Knitting has been around for centuries; the oldest ‘knitted’ item dates from ancient Egypt. It was more like knotting to begin with, needles and fine stitches came much later. European men and women knitted (probably) equally, although in Renaissance Europe only men could join the craft guilds. Sailors and shepherds knitted during their long watches, while women knitted at home – the materials were affordable and readily available and the end products useful. Knitted clothing featured heavily in several 20th century fashion trends and the ‘make do and mend’ mentality of wartime ensured that knitting remained very popular. I think its fair to say that until recently knitting had become a bit of a laughing stock: in the late 1980s-1990s cheap, fairly stylish, ready-made clothes flooded the market and hand-made became just too …. hand made; the knitted jumper became deeply undesirable, even a joke (Mr Darcy’s Christmas wooly in Bridget Jones’s Diary in 2001 for example). However, now it’s one of THE coolest things to do, even as a rebellion – yarn bombing, or guerrilla knitting, is perhaps the wittiest example of that.
But here is glamour in all its Bette Davis glory in Now Voyager (Irving Rapper, 1942): pretty damn cool huh?

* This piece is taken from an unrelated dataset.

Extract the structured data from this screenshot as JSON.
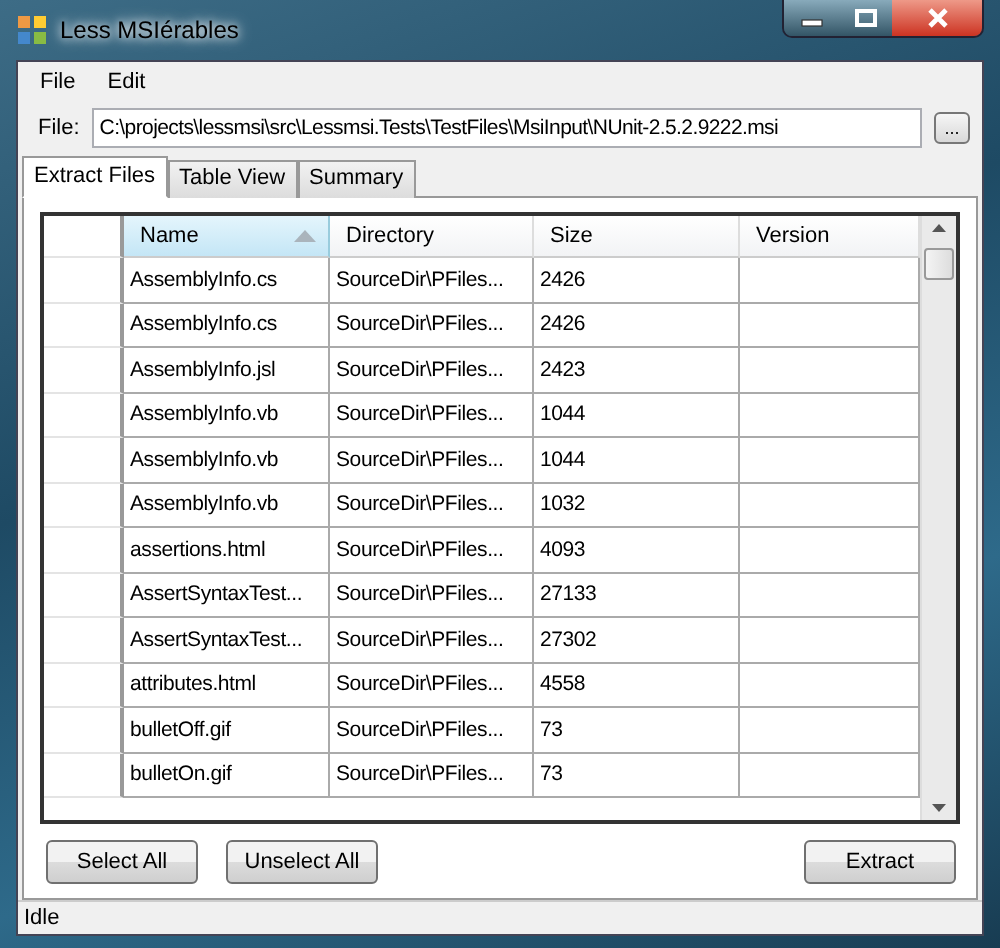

Celluloid knitting is everywhere! From Rosemary’s Baby to Mrs Miniver; from Willy Wonka And The Chocolate Factory to Witness. And even some men get involved – Cary Grant learns in the 1943 film Mr Lucky, youtube=http://www.youtube.com/watch?v=xL_AS0oHzto, Syvester Stallone gives it a go in Demolition Man, making a red jumper for Sandra Bullock (whaaaat??) youtube=http://www.youtube.com/watch?v=RhPn1FstfQI.
So where else can the closet knitter find yarn on screen?
The Women (George Cukor, 1939). The original stitch and bitch Joan Crawford clashes needles with Norma Shearer – there was tension between them on and off set, wound up by Joanie’s endless clicketty clacking knitting projects.
Straight Jacket (William Castle, 1964) in which Joan Crawford’s character had knitted as therapy while she was locked away in an institution: mad woman knits her crimes away? Or does she use her knitting time to plot revenge?
Like Water for Chocolate (Alfonso Arau, 1992). Tita’s giant knitted shawl represents her never-ending grief.
In Breakfast At Tiffany’s (Blake Edwards, 1961) Holly Golightly (Audrey Hepburn) knits a big red ‘thing’ as she learns Portuguese – will it turn out to be a ranch house?
Preparez vos Mouchoirs or Get Out Your Handkerchiefs (Bertrand Blier, 1978). Knitting is at the heart of this love triangle rom-com as unhappy Solange (Carole Laure) makes jumpers for the various men in her life.
Halloween (John Carpenter, 1978). Laura knits while babysitting to distract herself from the sexual shenanigans of her friends, later those same needles come to be a real pain in the neck for one corpse.
Gone With The Wind (1938). Awaiting the return of their men from a raid the ladies knit for all they’re worth. In silence.
Wallace and Gromit in A Close Shave: Gromit knits!
Couldn’t help adding a few extra pics just found: Cary Grant in Mr Lucky, Katherine Hepburn and Ms Munro.